The lawsuit also says Amazon's protest against the decision occurs against the background of impeachment, "which is grounded in the President's repeated refusal to separate his personal interests from the national interest." President Trump has been acquitted on impeachment charges by the Republican-controlled Senate.

The lawsuit also mentions other instances of alleged interference from Trump.

For example, his alleged interference in the U.S. Army Corps of Engineers' award of a $400 million border wall contract to Fisher Industries in December 2019 and a report that Trump intervened in the General Services Administration's solicitation of bids to move the FBI's headquarters to a new campus in the suburbs.

The current FBI offices are near a Washington hotel owned by Trump's company.

The Pentagon did not immediately respond to a request for comment. The White House declined to comment.
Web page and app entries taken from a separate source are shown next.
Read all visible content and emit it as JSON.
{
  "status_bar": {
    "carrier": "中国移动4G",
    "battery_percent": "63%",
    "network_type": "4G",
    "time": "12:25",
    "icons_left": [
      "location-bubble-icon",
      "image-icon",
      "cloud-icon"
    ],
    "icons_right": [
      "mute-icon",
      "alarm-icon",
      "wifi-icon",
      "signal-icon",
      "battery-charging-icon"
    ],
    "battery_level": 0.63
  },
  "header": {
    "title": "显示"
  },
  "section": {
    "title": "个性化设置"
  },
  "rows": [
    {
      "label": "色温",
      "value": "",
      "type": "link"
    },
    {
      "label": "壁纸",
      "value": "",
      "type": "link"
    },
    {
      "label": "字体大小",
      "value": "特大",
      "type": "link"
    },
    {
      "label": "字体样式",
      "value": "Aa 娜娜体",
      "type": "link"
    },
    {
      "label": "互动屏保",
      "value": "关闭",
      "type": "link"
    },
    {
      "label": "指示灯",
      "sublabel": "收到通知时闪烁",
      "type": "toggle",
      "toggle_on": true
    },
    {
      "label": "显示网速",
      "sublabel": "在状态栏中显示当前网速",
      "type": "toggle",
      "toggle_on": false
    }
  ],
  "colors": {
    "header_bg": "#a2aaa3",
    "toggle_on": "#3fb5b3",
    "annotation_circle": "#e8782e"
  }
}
Last month, Amazon filed a motion in court to delay the Department of Defense deal with Microsoft until a court rules on its protest of the contract award.

The procurement process has been delayed by legal complaints and conflict of interest allegations. Esper has denied there was bias and said the Pentagon made its choice fairly and freely without external influence.


(Reporting by David Shepardson and Nandita Bose in Washington; Additional reporting by Mike Stone and Lisa Lambert; Editing by Chizu Nomiyama, David Gregorio and Dan Grebler)

COMMENTS

More Related News

Acting Navy secretary is out after bungled firing of USS Theodore Roosevelt
Acting Navy secretary is out after bungled firing of USS Theodore Roosevelt's captain

Acting Secretary of the Navy Thomas Modly, who had lambasted Capt. Brett Crozier for his letter about a coronavirus-stricken warship, submitted his resignation, sources said.

How a Ship
How a Ship's Coronavirus Outbreak Became a Moral Crisis for the Military

WASHINGTON -- President Donald Trump's acting Navy secretary, in a profanity-laced reprimand delivered Monday, criticized sailors aboard the stricken aircraft carrier Theodore Roosevelt for cheering their captain, who was removed after he appealed for help as the coronavirus spread throughout the

Trade Adviser Warned White House in January of Risks of a Pandemic
Trade Adviser Warned White House in January of Risks of a Pandemic

A top White House adviser starkly warned Trump administration officials in late January that the coronavirus crisis could cost the United States trillions of dollars and put millions of Americans at risk of illness or death.The warning, written in a memo by Peter Navarro, President Donald Trump's

He Led a Top Navy Ship. Now He Sits in Quarantine, Fired and Infected.
He Led a Top Navy Ship. Now He Sits in Quarantine, Fired and Infected.
  • World
  • 2020-04-06 12:09:25Z

WASHINGTON -- For days, he fended off fears that the contagion would spread unchecked through his crew. Then last week, the captain of the aircraft carrier USS Theodore Roosevelt, who had appealed to his superiors for help, was fired.By Sunday, friends said, he had come down with the coronavirus himself.The military has long adhered to a rigid chain of command and tolerated no dissent expressed outside official channels. Capt. Brett Crozier, the skipper of the aircraft carrier, knew he was up against those imperatives when he asked for help for nearly 5,000 crew members trapped in a petri dish of a warship in the middle of a pandemic.But colleagues say the mistake that could cost Crozier...

Trump Urges Coronavirus Patients to Take Unproven Drug
Trump Urges Coronavirus Patients to Take Unproven Drug

President Donald Trump said on Saturday that the federal government was placing millions of doses of a malaria drug in the federal stockpile of emergency medical supplies to make it available for coronavirus patients, even though the drug has not been approved for COVID-19 treatment and his top coronavirus

Leave a Comment

Your email address will not be published. Required fields are marked with *

Cancel reply

Comments

Top News: Economy